#### TASK GOAL:
Please restate the data word for word, leaving out no line.

[EXTRACTED INFORMATION — start]

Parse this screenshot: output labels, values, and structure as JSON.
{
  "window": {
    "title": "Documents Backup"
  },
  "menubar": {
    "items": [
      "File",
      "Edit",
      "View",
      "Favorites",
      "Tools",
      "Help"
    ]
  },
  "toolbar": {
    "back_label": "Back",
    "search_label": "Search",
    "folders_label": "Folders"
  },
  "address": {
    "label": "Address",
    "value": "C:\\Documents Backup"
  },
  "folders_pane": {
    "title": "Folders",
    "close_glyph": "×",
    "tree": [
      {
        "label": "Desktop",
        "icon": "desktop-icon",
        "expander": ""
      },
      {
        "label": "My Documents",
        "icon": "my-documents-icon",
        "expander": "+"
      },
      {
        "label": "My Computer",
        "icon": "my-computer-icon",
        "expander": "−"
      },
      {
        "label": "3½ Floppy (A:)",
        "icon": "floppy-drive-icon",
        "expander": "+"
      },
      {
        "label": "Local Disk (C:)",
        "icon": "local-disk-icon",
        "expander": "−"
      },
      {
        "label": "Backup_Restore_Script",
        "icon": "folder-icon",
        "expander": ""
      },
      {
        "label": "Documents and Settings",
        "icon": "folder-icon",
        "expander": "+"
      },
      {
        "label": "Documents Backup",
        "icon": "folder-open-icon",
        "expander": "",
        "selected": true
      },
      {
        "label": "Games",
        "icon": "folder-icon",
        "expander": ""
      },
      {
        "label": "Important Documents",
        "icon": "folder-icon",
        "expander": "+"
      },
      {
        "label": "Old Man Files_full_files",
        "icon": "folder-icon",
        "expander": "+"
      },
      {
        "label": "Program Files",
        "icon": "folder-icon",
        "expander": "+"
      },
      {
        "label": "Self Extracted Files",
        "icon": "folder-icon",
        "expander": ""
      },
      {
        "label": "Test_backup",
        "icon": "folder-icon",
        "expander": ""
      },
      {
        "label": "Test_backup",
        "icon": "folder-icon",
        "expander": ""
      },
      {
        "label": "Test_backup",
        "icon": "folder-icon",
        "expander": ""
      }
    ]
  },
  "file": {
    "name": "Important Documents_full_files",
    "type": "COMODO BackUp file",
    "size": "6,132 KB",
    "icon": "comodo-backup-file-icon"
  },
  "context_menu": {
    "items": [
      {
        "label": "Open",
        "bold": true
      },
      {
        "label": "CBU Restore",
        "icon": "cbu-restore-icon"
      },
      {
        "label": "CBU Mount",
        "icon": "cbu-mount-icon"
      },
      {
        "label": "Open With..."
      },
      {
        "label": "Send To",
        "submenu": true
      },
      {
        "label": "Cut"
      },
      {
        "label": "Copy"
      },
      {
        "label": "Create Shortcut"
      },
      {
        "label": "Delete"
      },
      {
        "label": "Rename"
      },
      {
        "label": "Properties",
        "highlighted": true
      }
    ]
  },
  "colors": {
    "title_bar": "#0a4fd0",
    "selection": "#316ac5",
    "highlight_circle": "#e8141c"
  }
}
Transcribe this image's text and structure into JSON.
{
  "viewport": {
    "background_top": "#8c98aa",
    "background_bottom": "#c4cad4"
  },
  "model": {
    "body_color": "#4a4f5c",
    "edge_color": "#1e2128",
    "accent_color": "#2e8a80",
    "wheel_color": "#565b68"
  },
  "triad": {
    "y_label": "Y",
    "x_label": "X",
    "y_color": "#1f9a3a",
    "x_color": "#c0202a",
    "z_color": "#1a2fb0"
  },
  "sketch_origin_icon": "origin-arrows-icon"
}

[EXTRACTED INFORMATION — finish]

#### YOUR RESPONSE:
Parse this screenshot: output labels, values, and structure as JSON.
{
  "window": {
    "title": "Documents Backup"
  },
  "menubar": {
    "items": [
      "File",
      "Edit",
      "View",
      "Favorites",
      "Tools",
      "Help"
    ]
  },
  "toolbar": {
    "back_label": "Back",
    "search_label": "Search",
    "folders_label": "Folders"
  },
  "address": {
    "label": "Address",
    "value": "C:\\Documents Backup"
  },
  "folders_pane": {
    "title": "Folders",
    "close_glyph": "×",
    "tree": [
      {
        "label": "Desktop",
        "icon": "desktop-icon",
        "expander": ""
      },
      {
        "label": "My Documents",
        "icon": "my-documents-icon",
        "expander": "+"
      },
      {
        "label": "My Computer",
        "icon": "my-computer-icon",
        "expander": "−"
      },
      {
        "label": "3½ Floppy (A:)",
        "icon": "floppy-drive-icon",
        "expander": "+"
      },
      {
        "label": "Local Disk (C:)",
        "icon": "local-disk-icon",
        "expander": "−"
      },
      {
        "label": "Backup_Restore_Script",
        "icon": "folder-icon",
        "expander": ""
      },
      {
        "label": "Documents and Settings",
        "icon": "folder-icon",
        "expander": "+"
      },
      {
        "label": "Documents Backup",
        "icon": "folder-open-icon",
        "expander": "",
        "selected": true
      },
      {
        "label": "Games",
        "icon": "folder-icon",
        "expander": ""
      },
      {
        "label": "Important Documents",
        "icon": "folder-icon",
        "expander": "+"
      },
      {
        "label": "Old Man Files_full_files",
        "icon": "folder-icon",
        "expander": "+"
      },
      {
        "label": "Program Files",
        "icon": "folder-icon",
        "expander": "+"
      },
      {
        "label": "Self Extracted Files",
        "icon": "folder-icon",
        "expander": ""
      },
      {
        "label": "Test_backup",
        "icon": "folder-icon",
        "expander": ""
      },
      {
        "label": "Test_backup",
        "icon": "folder-icon",
        "expander": ""
      },
      {
        "label": "Test_backup",
        "icon": "folder-icon",
        "expander": ""
      }
    ]
  },
  "file": {
    "name": "Important Documents_full_files",
    "type": "COMODO BackUp file",
    "size": "6,132 KB",
    "icon": "comodo-backup-file-icon"
  },
  "context_menu": {
    "items": [
      {
        "label": "Open",
        "bold": true
      },
      {
        "label": "CBU Restore",
        "icon": "cbu-restore-icon"
      },
      {
        "label": "CBU Mount",
        "icon": "cbu-mount-icon"
      },
      {
        "label": "Open With..."
      },
      {
        "label": "Send To",
        "submenu": true
      },
      {
        "label": "Cut"
      },
      {
        "label": "Copy"
      },
      {
        "label": "Create Shortcut"
      },
      {
        "label": "Delete"
      },
      {
        "label": "Rename"
      },
      {
        "label": "Properties",
        "highlighted": true
      }
    ]
  },
  "colors": {
    "title_bar": "#0a4fd0",
    "selection": "#316ac5",
    "highlight_circle": "#e8141c"
  }
}
Transcribe this image's text and structure into JSON.
{
  "viewport": {
    "background_top": "#8c98aa",
    "background_bottom": "#c4cad4"
  },
  "model": {
    "body_color": "#4a4f5c",
    "edge_color": "#1e2128",
    "accent_color": "#2e8a80",
    "wheel_color": "#565b68"
  },
  "triad": {
    "y_label": "Y",
    "x_label": "X",
    "y_color": "#1f9a3a",
    "x_color": "#c0202a",
    "z_color": "#1a2fb0"
  },
  "sketch_origin_icon": "origin-arrows-icon"
}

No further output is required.